Oxfam's Elizabeth Stuart said: "After a week of talks with the IMF, Pakistan has not been given what it needs to recover from a disaster of this magnitude. This is a disappointingly inadequate response. Pakistan can not be expected to service debt as it struggles to cope."

"A third of Pakistan's budget revenues are currently spent on loan repayments. Pakistan's resources must now be directed at recovery from this disaster, and a debt burden can not be allowed to impede recovery. The IMF together with all other multilateral and bilateral creditors should cancel the country's debts."

Money that would otherwise have been paid on debt service must be used to pay for reconstruction and poverty reduction, for example through a transparent line in the country's budget which could be monitored by local civil society.
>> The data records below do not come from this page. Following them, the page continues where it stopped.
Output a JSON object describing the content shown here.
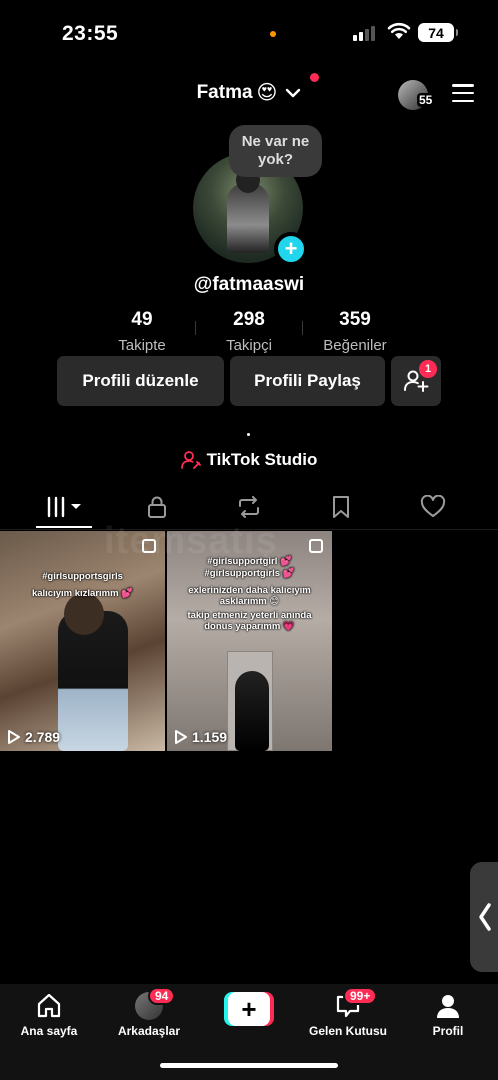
{
  "status_bar": {
    "time": "23:55",
    "battery": "74"
  },
  "header": {
    "username": "Fatma",
    "emoji": "😍",
    "following_avatar_count": "55"
  },
  "profile": {
    "bubble_text": "Ne var ne yok?",
    "handle": "@fatmaaswi"
  },
  "stats": [
    {
      "value": "49",
      "label": "Takipte"
    },
    {
      "value": "298",
      "label": "Takipçi"
    },
    {
      "value": "359",
      "label": "Beğeniler"
    }
  ],
  "buttons": {
    "edit": "Profili düzenle",
    "share": "Profili Paylaş",
    "add_friend_badge": "1"
  },
  "studio": {
    "label": "TikTok Studio"
  },
  "tabs": [
    "videos-icon",
    "lock-icon",
    "repost-icon",
    "bookmark-icon",
    "heart-icon"
  ],
  "watermark": "itemsatış",
  "videos": [
    {
      "caption_line1": "#girlsupportsgirls",
      "caption_line2": "kalıcıyım kızlarımm 💕",
      "views": "2.789"
    },
    {
      "caption_line1": "#girlsupportgirl 💕",
      "caption_line2": "#girlsupportgirls 💕",
      "caption_line3": "exlerinizden daha kalıcıyım asklarımm 😊",
      "caption_line4": "takip etmeniz yeterli anında donus yaparımm 💗",
      "views": "1.159"
    }
  ],
  "bottom_nav": {
    "home": "Ana sayfa",
    "friends": "Arkadaşlar",
    "friends_badge": "94",
    "inbox": "Gelen Kutusu",
    "inbox_badge": "99+",
    "profile": "Profil"
  },
  "colors": {
    "accent_red": "#fe2c55",
    "accent_cyan": "#20d5ec",
    "button_bg": "#2b2b2b"
  }
}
The Pakistan government should also review its own budget allocations to ensure it is investing sufficiently in reconstruction and poverty alleviation.

More than 17 million people have now been affected by the floods, with more than five million people left homeless after their homes were washed away by the waters.

"Rebuilding will take years and billions of dollars, and a willingness on the part of the international community to help Pakistan get back on its feet," said Stuart.

Notes to Editors

  • Pakistan's external debt in 2010 amounted to $54,3 billion. The largest multilateral creditors are the Asian Development Bank, the World Bank and the IMF. The largest bilateral creditors are Japan, Germany, France and the US.
  • Donors have not responded with anything like the speed or on the scale warranted by a disaster of this magnitude. The UN's appeal of $460m is currently just 64% funded.
  • The flooding has affected more people than the Indian Ocean tsunami, the Haiti earthquake and the 2005 Kashmir earthquake all together. An estimated 17.6 million people have are affected by the floods.
  • Oxfam has launched a relief effort in districts throughout KPK, Punjab and Sindh, reaching nearly half a million people with clean water, sanitation kits and hygiene supplies, as well as with cash grants.
  • Oxfam has been working in Pakistan since 1973. We support local partners and work with government authorities to improve the livelihoods of those living in poverty, and provide humanitarian assistance to those affected by disasters and conflict.

Contact Information

Caroline Hooper-Box, Oxfam International Media Lead (Aid / Health / Education):